Exercise prompt =
Search the entries for the word "code". Copy each line in which it is found.

=== Task input ===

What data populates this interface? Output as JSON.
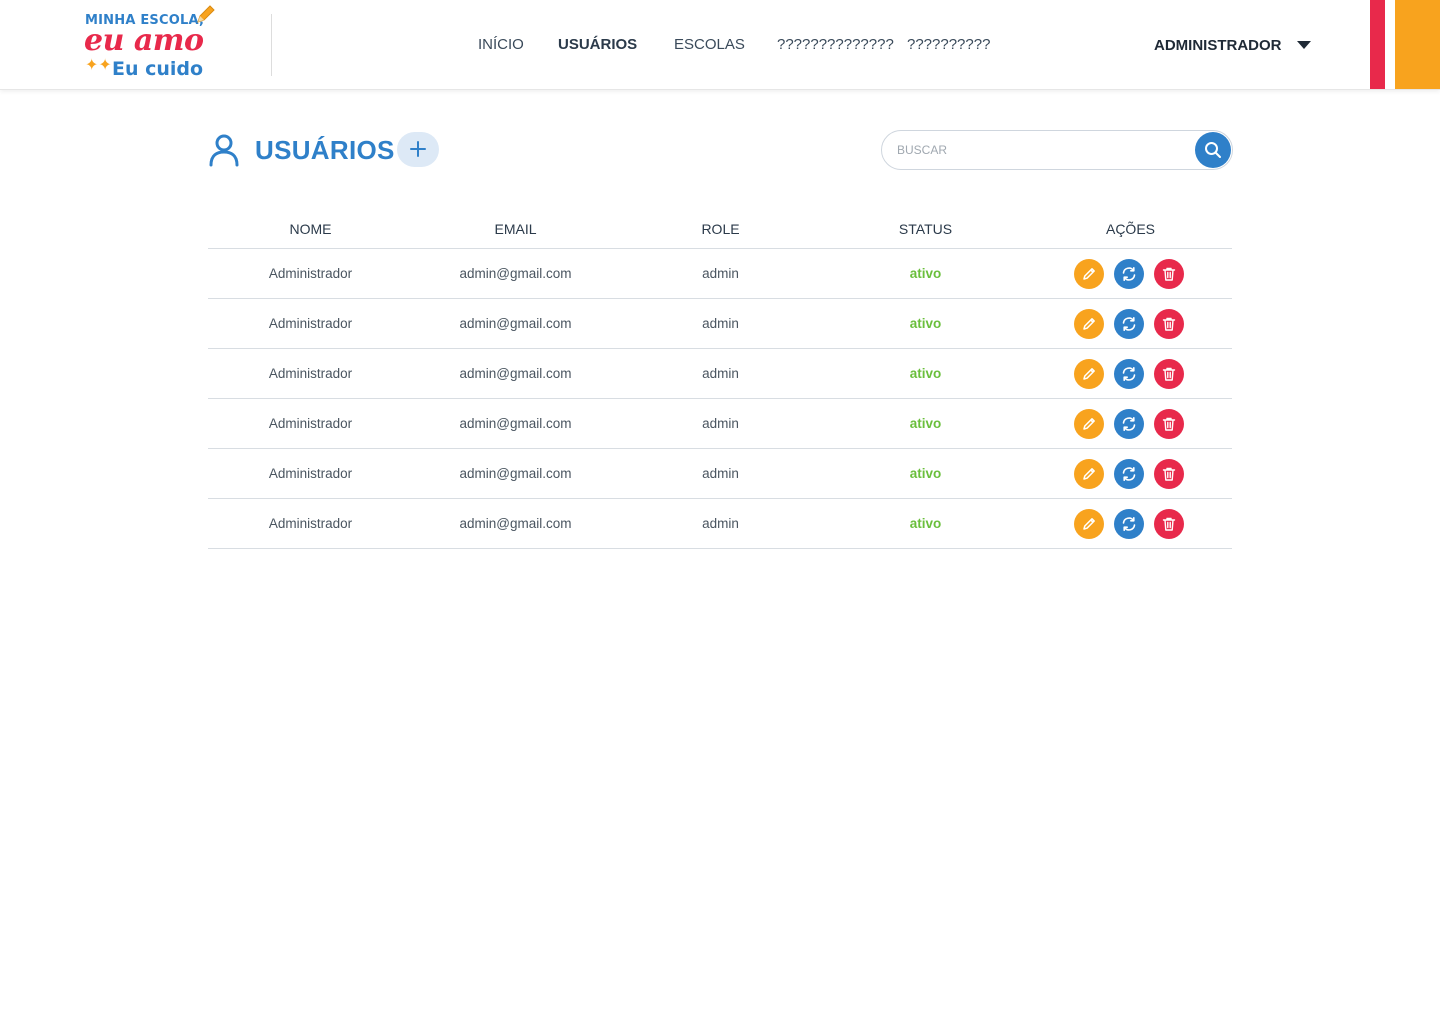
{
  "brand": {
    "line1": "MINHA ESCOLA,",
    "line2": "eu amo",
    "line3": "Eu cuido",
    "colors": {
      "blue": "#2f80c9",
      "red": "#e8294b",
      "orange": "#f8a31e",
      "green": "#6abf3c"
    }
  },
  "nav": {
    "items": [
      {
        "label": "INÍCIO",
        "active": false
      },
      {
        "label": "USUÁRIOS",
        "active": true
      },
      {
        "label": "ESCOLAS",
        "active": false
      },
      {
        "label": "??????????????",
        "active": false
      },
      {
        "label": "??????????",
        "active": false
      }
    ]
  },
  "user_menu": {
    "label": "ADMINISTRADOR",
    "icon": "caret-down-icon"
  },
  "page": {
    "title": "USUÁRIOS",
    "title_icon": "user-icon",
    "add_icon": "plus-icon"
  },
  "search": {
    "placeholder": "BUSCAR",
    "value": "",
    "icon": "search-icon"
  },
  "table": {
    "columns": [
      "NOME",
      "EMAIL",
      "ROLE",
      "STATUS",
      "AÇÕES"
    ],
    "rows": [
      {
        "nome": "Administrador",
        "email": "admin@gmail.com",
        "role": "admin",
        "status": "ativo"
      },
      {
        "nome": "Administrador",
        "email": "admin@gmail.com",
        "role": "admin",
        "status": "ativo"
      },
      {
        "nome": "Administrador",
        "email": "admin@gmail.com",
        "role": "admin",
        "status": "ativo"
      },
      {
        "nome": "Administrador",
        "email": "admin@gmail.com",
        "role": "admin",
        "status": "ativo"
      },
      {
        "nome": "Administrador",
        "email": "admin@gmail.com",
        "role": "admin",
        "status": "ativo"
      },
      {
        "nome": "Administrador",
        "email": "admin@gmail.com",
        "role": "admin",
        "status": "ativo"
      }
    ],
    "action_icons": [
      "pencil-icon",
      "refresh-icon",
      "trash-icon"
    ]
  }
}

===
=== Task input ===

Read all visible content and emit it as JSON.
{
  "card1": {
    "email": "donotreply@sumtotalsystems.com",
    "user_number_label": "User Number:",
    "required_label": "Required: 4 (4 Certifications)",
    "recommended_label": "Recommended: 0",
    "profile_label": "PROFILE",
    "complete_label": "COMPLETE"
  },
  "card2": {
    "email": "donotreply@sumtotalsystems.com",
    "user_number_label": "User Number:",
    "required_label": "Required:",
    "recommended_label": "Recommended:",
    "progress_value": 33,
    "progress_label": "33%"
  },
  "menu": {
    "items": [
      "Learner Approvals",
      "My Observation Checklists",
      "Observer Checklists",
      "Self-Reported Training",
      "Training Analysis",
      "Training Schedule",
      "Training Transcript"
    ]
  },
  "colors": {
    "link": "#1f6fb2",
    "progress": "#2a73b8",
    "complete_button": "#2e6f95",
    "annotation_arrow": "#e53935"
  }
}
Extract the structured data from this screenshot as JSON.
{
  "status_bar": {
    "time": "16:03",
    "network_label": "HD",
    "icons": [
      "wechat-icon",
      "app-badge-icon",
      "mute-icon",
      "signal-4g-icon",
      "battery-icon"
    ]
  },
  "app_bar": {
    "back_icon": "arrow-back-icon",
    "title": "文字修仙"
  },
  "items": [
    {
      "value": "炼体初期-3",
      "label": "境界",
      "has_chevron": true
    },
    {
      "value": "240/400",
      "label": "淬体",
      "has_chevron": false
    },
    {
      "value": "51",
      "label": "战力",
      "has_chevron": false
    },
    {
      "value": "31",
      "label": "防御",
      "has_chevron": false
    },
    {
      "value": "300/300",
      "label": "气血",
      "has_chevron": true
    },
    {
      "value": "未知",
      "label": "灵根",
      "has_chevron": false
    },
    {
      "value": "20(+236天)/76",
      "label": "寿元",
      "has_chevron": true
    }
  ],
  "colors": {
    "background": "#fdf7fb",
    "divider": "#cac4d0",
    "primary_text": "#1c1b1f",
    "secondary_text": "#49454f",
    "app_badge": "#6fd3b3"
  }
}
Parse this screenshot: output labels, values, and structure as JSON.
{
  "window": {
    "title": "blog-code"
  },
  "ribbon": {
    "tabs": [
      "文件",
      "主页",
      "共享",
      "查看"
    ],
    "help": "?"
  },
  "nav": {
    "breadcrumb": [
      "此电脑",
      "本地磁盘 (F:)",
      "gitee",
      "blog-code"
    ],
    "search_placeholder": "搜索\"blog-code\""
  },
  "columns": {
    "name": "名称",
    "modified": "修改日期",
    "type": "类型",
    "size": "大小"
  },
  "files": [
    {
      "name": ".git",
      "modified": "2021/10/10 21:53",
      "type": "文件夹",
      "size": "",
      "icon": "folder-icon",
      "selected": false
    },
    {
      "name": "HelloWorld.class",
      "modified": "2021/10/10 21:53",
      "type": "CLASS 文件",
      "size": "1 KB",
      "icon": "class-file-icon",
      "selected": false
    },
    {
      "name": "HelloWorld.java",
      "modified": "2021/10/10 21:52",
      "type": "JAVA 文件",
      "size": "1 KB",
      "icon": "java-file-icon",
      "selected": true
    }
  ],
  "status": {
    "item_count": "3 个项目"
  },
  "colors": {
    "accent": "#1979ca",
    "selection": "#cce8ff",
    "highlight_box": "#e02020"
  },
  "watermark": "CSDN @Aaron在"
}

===

Worked solution =
    "title": "blog-code"
      "blog-code"
    "search_placeholder": "搜索\"blog-code\""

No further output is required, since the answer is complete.